I chose this project as the first case study because it is an excellent example of the multifaceted types of projects I work on. In the summer of 2014, I was invited to a brainstorming retreat that the Howl-O-Scream (HOS) team were having in Orlando, Florida. HOS is a major festival that Busch Gardens and SeaWorld have been celebrating in a number of their theme parks for over 15 years. This brainstorm lead to a pitch and in December 2014 we officially started creating Unearthed.
The idea was simple: while expanding the parks, construction workers would strike something buried below the ground. An archeology company, American Underground Research Association (A.U.R.A) would investigate and discover a 200-year-old house. This house would be UNEARTHED releasing an ancient evil that would wreak havoc during the festival. It would be an original story that could be incorporated in every aspect of the event.
The goal was to create content that could serve the marketing needs of the event (lead by Kristen Didier) as well as the entertainment needs (lead by Janet Wagner). Ultimately this would result in a 100 page story guide, a narrative website, 4 story documentaries, a short film, television commercials, a card game, a behind-the-scenes video, a ton of publicity both traditional and online, and 3 brand new haunted houses in Tampa, Florida, Williamsburg, Virginia, and San Antonio, Texas.
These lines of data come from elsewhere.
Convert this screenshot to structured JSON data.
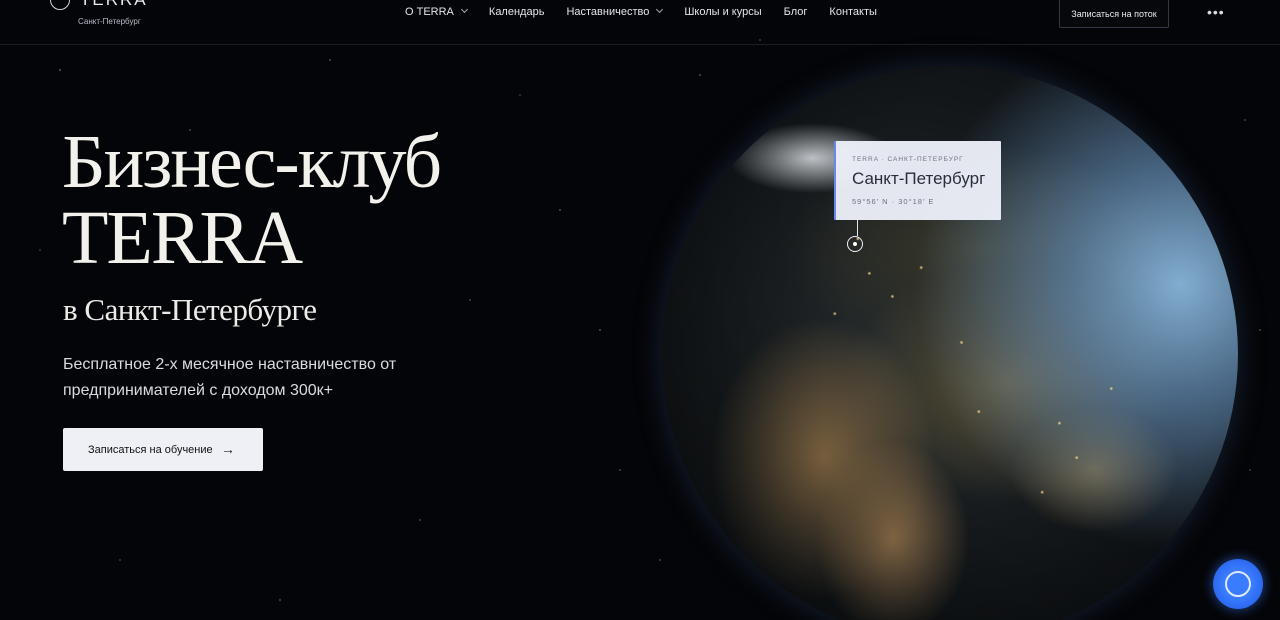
{
  "header": {
    "logo_text": "TERRA",
    "logo_sub": "Санкт-Петербург",
    "nav": [
      {
        "label": "О TERRA",
        "has_dropdown": true
      },
      {
        "label": "Календарь",
        "has_dropdown": false
      },
      {
        "label": "Наставничество",
        "has_dropdown": true
      },
      {
        "label": "Школы и курсы",
        "has_dropdown": false
      },
      {
        "label": "Блог",
        "has_dropdown": false
      },
      {
        "label": "Контакты",
        "has_dropdown": false
      }
    ],
    "cta_label": "Записаться на поток",
    "more_label": "•••"
  },
  "hero": {
    "title_line1": "Бизнес-клуб",
    "title_line2": "TERRA",
    "subtitle": "в Санкт-Петербурге",
    "description": "Бесплатное 2-х месячное наставничество от предпринимателей с доходом 300к+",
    "button_label": "Записаться на обучение",
    "button_arrow": "→"
  },
  "location_card": {
    "top": "TERRA · САНКТ-ПЕТЕРБУРГ",
    "city": "Санкт-Петербург",
    "coords": "59°56′ N · 30°18′ E"
  },
  "colors": {
    "background": "#040508",
    "accent_blue": "#3a7cff",
    "button_bg": "#eef0f6"
  }
}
It would mean assembling the external creative team to create the brand and media while interfacing with hundreds of HOS team members from marketing, publicity, culinary, merchandise, operations, the parks and the houses themselves.
The first step was creating a design style guide, including the logo for the event with the help of my friends at Great Big Circle, and a Story Guide with Blair Witch alum Ben Rock and long time writing collaborator Jamie Nash. The design guide would set the visual parameters for everything from the logo to how t-shirts could be created. The Story Guide became a central information tool that could be used to help all the different participants understand the same basic story, the backstory, the time line both of the narrative and the key milestones over the year long project. Together these documents detailed the creative and business game plan. In June, 2015 the campaign launched with the website followed shortly by the first of the A.U.R.A. Field Reports.
This first report sets the premise: during construction, at a theme park, an archaeology team discovers a house. But who buries a house?
The second report reveals the mythology and the story of a demon named Scarlett who was buried in her own house by villagers 200 years ago.
The third report reveals a house filled with evil.
This short film then shares the terrifying experience through Dr. Waldrens point of view.
This final field report brings into question the safety of the house and anyone who dares explore it.
These 4 documentaries and the short film then fed an advertising campaign consisting of print, radio, and television commercials in all three markets while 3 microsites and 1 story site rolled out the social media story. A node in this story would be a card game that Howl-O-Scream fans could play in line or purchase as a souvenir. The extent of the work behind this campaign is captured in the following making of documentary. A huge debt is owed to my friends John Rutland (cinematography), Andrew White (production design), Christian Guevarra (art direction), Barry Anderson (special effects makeup), Jamie Nash, and Ben Rock. Also a special shout out to the flawless production crew lead by Heidi Meitzler, Jyn Pinson, and Fahad Vania.
The result has been remarkable. National and local press has raved. Fan sites raved. The videos alone have earned hundreds of thousands of views and tickets are on track to make the festival one of the most successful in it’s history.
The day before Howl-O-Scream Unearthed opened to the public the media were invited to tour a portion of the house. Below is an example of the over 50 media who went thru that experience that day. It gives you a glimpse of what effect the house had. This is Jessica’s unedited reaction.